Copy every line of the following data that includes the string "meditation".

- PROVIDED ENTRIES:
=====

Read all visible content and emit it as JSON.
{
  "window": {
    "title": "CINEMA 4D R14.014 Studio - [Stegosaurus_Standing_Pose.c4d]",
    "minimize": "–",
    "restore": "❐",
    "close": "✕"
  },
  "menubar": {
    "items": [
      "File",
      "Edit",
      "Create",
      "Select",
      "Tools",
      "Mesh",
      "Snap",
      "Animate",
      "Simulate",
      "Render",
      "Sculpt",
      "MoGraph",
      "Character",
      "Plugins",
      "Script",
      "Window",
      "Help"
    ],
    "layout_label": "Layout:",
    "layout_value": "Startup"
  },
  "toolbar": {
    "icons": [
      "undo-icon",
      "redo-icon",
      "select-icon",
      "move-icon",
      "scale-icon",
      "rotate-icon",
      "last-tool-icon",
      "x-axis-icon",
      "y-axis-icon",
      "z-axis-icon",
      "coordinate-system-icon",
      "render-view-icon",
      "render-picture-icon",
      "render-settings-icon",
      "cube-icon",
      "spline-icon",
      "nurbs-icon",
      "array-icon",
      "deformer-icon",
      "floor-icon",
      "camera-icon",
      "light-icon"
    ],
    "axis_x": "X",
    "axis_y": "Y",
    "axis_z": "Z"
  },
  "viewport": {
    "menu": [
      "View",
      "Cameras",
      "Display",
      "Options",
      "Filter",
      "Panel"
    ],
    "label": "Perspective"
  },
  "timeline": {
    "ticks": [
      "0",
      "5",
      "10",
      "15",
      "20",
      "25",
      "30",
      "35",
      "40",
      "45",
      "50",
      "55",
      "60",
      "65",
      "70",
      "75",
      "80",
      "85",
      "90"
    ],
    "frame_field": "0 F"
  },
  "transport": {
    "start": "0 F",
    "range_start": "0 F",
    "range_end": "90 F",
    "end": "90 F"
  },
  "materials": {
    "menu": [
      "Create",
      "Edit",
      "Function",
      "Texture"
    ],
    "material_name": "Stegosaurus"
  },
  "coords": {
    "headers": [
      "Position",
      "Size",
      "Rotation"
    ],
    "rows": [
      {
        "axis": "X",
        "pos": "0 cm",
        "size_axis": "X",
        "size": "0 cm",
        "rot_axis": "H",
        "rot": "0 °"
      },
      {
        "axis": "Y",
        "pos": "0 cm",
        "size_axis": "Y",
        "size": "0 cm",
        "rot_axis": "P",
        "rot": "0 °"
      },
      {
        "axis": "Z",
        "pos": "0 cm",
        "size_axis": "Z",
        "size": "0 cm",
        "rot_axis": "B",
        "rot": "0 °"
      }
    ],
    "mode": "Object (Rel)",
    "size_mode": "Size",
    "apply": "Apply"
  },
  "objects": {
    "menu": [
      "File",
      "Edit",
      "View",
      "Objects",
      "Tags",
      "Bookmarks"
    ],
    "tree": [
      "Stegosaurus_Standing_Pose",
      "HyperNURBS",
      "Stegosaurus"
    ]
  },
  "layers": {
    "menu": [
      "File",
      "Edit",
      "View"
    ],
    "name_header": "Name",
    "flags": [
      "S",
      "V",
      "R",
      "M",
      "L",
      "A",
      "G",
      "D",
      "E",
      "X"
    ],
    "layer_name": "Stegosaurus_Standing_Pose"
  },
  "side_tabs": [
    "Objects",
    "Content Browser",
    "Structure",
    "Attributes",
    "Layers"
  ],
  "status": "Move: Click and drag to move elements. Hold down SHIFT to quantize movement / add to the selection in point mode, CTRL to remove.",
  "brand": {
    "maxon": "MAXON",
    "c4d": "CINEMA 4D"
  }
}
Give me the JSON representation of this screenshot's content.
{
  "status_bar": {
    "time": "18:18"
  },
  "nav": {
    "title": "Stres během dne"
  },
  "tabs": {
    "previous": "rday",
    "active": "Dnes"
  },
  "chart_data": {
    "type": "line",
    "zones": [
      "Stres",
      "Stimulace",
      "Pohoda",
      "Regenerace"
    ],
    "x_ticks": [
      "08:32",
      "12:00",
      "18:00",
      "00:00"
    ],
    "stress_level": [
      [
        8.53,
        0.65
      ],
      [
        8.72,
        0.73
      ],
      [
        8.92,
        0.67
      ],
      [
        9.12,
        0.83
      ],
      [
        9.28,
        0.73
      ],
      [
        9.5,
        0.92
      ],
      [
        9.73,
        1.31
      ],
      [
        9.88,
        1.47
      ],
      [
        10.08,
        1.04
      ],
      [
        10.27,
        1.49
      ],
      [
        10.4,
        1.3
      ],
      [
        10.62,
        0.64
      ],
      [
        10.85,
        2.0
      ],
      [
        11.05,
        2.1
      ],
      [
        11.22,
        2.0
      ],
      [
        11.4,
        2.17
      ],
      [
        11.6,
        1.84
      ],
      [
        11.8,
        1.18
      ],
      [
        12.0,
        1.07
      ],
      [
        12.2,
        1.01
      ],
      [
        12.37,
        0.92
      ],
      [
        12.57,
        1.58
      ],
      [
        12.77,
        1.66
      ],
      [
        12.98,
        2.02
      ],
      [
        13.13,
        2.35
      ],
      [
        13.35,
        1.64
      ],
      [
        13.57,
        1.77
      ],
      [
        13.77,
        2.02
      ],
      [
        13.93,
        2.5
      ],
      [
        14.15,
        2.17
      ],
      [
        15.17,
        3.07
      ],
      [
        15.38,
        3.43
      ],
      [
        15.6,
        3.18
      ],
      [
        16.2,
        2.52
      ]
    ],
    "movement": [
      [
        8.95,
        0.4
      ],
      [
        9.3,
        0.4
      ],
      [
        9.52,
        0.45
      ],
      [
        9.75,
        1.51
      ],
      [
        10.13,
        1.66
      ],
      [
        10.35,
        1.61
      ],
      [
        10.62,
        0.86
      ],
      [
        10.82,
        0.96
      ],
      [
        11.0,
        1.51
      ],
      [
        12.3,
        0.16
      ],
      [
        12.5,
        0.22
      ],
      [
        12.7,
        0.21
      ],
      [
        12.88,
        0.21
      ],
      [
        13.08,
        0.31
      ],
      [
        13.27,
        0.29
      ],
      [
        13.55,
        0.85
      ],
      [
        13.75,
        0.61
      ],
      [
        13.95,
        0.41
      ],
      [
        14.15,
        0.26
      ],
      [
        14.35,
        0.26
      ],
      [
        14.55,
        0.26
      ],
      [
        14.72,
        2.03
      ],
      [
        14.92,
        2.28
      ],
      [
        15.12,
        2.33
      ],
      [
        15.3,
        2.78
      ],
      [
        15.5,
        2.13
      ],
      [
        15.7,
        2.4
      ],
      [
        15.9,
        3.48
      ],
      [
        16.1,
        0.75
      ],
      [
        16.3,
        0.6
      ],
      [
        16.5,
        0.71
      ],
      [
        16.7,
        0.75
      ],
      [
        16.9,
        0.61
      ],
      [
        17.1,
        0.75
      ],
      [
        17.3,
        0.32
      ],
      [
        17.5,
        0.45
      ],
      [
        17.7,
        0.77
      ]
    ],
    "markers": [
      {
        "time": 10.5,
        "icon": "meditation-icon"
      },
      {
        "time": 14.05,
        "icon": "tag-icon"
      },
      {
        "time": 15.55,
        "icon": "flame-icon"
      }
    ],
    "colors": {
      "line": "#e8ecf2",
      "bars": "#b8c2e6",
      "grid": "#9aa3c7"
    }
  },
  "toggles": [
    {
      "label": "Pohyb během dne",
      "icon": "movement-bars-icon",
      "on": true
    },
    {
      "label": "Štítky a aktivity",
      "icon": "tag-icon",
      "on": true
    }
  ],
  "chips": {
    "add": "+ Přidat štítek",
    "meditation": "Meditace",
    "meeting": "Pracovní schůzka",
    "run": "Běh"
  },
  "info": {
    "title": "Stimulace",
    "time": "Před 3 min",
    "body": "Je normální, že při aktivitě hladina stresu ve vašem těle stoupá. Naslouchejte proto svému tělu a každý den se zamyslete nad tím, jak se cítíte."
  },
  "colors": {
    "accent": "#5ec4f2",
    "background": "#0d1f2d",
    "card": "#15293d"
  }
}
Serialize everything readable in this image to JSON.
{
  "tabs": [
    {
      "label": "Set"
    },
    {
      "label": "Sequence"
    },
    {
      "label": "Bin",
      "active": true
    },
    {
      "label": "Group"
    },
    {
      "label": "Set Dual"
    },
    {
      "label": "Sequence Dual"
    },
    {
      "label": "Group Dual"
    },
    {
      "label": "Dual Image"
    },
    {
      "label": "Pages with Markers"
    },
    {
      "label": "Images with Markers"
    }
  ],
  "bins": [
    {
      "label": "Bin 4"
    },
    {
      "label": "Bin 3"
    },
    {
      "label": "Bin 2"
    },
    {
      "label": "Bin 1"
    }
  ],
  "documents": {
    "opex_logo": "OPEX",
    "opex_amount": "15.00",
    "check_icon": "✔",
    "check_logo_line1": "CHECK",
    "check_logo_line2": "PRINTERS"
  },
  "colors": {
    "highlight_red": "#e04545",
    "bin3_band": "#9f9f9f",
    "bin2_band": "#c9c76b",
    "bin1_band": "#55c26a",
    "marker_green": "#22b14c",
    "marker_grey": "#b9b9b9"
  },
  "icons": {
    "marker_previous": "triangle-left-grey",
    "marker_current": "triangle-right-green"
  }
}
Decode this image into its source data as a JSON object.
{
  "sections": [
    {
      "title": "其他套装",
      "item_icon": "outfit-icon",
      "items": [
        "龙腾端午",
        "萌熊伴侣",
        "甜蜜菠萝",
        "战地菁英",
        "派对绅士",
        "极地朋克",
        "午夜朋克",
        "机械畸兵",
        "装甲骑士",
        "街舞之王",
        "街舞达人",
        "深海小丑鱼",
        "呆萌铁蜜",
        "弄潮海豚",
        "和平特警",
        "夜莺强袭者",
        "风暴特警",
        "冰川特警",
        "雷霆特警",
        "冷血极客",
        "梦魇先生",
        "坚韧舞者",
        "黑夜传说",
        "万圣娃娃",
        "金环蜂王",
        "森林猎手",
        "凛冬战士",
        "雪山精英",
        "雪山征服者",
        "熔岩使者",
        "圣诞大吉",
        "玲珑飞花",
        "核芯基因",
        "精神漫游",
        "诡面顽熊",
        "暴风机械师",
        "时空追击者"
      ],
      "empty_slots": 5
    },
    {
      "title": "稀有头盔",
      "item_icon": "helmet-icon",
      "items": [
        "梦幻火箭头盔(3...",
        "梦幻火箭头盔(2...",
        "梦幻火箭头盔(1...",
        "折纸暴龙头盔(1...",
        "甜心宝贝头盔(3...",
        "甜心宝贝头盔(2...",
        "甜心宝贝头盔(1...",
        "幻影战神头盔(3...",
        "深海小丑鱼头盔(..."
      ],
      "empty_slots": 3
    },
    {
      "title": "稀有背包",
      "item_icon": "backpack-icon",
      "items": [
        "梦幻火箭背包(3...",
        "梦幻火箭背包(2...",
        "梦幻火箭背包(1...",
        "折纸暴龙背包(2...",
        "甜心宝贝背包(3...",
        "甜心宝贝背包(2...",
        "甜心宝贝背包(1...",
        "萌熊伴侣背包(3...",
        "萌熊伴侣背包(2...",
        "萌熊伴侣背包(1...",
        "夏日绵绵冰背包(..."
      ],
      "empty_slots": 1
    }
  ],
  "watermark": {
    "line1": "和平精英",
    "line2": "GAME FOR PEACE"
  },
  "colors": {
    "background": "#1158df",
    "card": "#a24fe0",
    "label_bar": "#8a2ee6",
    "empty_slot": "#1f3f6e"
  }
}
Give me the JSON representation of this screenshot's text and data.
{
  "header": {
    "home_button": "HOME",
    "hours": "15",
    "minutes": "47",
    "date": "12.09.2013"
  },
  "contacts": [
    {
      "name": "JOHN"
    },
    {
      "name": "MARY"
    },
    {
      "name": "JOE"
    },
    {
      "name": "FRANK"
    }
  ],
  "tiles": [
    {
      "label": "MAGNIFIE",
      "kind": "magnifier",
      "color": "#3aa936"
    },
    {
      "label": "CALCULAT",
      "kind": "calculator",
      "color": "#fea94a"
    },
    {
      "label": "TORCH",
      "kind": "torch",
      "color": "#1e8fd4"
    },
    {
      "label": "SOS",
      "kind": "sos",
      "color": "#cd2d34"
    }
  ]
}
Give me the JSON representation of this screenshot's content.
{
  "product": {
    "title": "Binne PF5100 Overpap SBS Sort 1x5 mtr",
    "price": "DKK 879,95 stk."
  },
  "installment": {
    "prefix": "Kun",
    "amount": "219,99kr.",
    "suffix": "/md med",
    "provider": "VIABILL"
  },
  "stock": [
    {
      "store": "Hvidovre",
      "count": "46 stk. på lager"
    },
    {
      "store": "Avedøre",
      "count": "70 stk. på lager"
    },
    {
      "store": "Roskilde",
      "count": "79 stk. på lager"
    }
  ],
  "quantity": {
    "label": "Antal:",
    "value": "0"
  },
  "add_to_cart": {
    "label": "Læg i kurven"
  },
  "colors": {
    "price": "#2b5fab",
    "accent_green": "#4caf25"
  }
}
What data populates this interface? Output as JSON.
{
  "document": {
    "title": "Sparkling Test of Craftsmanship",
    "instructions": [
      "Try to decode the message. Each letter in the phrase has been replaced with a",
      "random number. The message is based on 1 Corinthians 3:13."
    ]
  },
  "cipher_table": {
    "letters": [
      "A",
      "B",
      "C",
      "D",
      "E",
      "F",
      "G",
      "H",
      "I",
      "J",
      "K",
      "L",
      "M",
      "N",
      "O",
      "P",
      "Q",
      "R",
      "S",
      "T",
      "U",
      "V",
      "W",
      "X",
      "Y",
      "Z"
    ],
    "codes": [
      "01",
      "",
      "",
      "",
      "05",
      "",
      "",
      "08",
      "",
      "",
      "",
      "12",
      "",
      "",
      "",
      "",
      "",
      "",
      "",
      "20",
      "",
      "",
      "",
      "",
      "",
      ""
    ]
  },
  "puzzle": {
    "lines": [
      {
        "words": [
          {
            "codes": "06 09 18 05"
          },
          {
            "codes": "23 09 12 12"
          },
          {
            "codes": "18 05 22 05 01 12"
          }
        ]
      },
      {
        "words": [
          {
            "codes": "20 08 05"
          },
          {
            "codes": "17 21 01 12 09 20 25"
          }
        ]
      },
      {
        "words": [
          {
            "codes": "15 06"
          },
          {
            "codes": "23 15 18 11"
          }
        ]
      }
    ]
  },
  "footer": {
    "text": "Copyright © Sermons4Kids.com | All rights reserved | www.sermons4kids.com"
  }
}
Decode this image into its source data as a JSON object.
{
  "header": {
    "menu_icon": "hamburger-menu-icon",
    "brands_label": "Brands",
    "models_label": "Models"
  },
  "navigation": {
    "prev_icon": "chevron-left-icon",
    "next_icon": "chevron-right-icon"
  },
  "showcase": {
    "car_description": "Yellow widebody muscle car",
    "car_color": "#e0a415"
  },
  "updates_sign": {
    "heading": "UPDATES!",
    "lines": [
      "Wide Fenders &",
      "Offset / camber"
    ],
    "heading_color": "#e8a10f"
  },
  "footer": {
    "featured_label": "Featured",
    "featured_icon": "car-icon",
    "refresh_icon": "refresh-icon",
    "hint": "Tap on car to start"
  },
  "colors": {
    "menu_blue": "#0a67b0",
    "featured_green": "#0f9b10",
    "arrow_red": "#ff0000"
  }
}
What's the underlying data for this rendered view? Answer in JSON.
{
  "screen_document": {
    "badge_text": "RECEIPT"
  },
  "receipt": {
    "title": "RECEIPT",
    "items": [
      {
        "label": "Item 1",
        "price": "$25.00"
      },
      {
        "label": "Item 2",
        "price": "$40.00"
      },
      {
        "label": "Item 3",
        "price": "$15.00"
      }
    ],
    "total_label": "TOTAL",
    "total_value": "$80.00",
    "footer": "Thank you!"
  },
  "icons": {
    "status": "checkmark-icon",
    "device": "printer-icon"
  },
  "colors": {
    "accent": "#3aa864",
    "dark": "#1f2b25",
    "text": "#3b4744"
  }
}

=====

- YOUR SOLUTION:
        "icon": "meditation-icon"
    "meditation": "Meditace",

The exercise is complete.